Last Updated

17 Jun 2020

Cite this Entry

“Scion.” Merriam-Webster.com Dictionary, Merriam-Webster, https://www.merriam-webster.com/dictionary/scion. Accessed 6 Jul. 2020.

Keep scrolling for more

More Definitions for scion

scion

noun
How to pronounce scion (audio)

English Language Learners Definition of scion

formal : a person who was born into a rich, famous, or important family
botany : a piece of a plant that is attached to part of another plant

Keep scrolling for more

More from Merriam-Webster on scion

Thesaurus: All synonyms and antonyms for scion

Rhyming Dictionary: Words that rhyme with scion

Britannica English: Translation of scion for Arabic Speakers

Comments on scion

What made you want to look up scion? Please tell us where you read or heard it (including the quote, if possible).

WORD OF THE DAY

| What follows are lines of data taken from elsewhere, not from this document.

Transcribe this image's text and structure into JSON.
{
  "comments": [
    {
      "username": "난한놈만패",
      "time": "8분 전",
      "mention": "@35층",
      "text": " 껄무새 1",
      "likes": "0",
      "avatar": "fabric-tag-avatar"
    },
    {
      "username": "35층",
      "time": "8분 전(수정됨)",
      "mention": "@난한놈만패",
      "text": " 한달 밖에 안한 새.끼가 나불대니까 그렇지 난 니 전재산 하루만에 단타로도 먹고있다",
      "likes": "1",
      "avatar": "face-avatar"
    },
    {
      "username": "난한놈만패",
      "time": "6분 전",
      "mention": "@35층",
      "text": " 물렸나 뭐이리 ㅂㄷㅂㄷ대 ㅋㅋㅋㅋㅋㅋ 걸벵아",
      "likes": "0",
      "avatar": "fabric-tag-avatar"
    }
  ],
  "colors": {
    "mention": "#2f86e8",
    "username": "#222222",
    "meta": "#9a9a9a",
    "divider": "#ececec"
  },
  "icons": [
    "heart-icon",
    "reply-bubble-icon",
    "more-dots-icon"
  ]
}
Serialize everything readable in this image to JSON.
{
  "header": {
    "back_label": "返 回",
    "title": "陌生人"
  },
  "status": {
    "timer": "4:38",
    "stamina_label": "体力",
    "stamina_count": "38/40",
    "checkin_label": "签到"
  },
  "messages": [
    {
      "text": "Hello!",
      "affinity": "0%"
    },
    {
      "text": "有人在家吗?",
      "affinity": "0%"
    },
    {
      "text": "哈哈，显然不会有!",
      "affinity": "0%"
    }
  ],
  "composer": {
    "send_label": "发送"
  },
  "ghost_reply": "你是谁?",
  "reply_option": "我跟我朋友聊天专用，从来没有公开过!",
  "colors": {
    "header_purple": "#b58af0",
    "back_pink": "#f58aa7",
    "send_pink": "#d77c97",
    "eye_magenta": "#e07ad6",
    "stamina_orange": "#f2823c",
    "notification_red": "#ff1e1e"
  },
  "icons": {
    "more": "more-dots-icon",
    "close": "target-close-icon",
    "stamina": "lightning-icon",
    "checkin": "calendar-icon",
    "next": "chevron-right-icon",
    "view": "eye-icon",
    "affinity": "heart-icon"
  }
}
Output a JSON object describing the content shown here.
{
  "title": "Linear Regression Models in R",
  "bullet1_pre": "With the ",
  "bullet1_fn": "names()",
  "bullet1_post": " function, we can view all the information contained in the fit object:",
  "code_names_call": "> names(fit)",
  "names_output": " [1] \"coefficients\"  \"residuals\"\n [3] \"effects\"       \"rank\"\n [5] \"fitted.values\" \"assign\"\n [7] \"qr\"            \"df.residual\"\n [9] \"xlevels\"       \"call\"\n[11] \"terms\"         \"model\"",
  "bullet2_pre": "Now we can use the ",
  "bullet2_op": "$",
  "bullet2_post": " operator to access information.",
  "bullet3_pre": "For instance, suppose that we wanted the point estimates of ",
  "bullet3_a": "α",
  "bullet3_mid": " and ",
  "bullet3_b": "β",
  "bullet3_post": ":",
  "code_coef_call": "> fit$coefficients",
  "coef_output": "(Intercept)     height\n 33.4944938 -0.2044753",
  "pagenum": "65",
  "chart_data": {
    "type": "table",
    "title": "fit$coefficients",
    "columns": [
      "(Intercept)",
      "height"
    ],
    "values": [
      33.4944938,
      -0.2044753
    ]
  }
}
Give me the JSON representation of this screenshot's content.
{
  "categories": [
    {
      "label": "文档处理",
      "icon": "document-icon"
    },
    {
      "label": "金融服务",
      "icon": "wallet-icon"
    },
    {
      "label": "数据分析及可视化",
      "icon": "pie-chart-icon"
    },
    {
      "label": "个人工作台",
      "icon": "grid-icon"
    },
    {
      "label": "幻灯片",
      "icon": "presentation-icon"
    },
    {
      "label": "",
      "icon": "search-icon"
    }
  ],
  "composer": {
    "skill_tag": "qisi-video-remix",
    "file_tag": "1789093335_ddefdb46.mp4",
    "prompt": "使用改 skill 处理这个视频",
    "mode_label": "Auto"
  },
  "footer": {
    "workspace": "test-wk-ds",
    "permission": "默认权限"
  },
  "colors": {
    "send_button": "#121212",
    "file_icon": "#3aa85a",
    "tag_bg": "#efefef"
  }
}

See Definitions and Examples »

Get Word of the Day daily email!

Test Your Vocabulary

A More Exception(al) Quiz

  • hot dog  hot dog  hot dog  hot dog cat
  • Which of the following words is not a synonym for ‘a young person’?
Spell It

Can you spell these 10 commonly misspelled words?

TAKE THE QUIZ
Add Diction

Test Your Knowledge - and learn some interesting things along the way.

TAKE THE QUIZ
Love words? Need even more definitions?

Subscribe to America's largest dictionary and get thousands more definitions and advanced search—ad free!